There has been a noticeable shift in how and when consumers are spending their money, according to data collected by Mastercard.
Mastercard's chief economist for Asia Pacific, Middle East and Africa David Mann said consumer behaviour had changed since the pandemic began, which backed up what merchants were experiencing.
Central business districts were seeing a decline in foot traffic, he said, in the same way as Sydney, London and New York had seen a drop-off since the pandemic began.
"And it does also apply in our view in Auckland too," Mann said.

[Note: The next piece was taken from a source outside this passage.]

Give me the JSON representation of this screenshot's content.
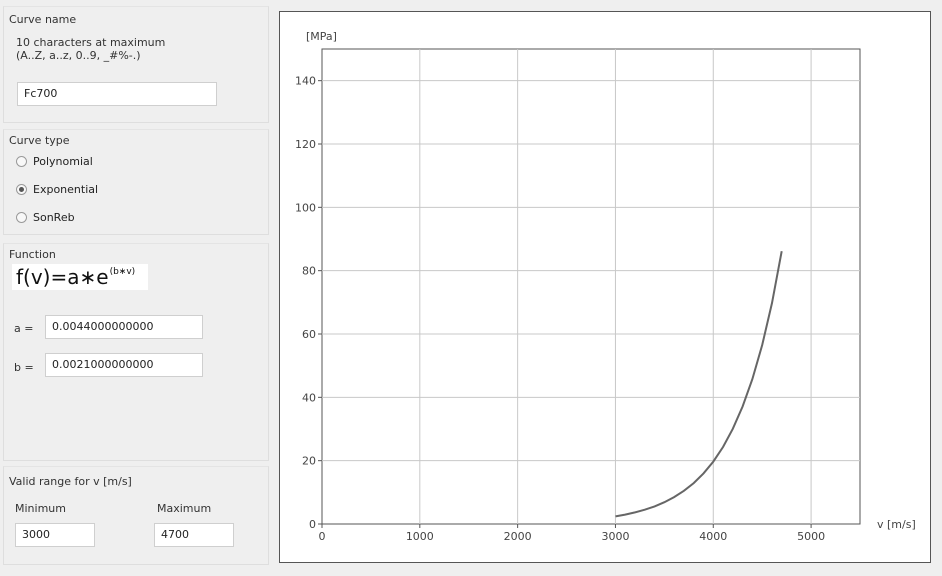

"The more central business district areas have taken much longer to see a recovery and spend versus what they had in 2019. And also, the small and medium sized businesses amongst the merchants have been lagging behind the larger businesses."
There had also been a shift in when consumers shop and took part in leisure activities, he said.
"And one of the most obvious ones that we find interesting is that spending at cinemas and movie theatres has been spread more in favour of weekdays at the expense of weekends."
New Zealand consumers had also been saving more money since the pandemic began, he said, which should provide some buffer to the high inflation and interest rate environment.
In addition, any easing in China's Covid-related restrictions was expected to significantly boost inbound tourism and the local economy, he said.
China's absence from international tourism was being felt around the world and even a gradual easing in travel restrictions would make a big difference, Mann said.
"While we have seen a surge in flight bookings out of Hong Kong, since they have removed their quarantine restrictions, it may not be quite as rapid coming from mainland China.
"But even at a slow pace that could be dragged out through 2023 and 2024, that is a major extra positive knowing that China is the single most important tourist spender in the world and it has not yet taken part in the travel recovery so far."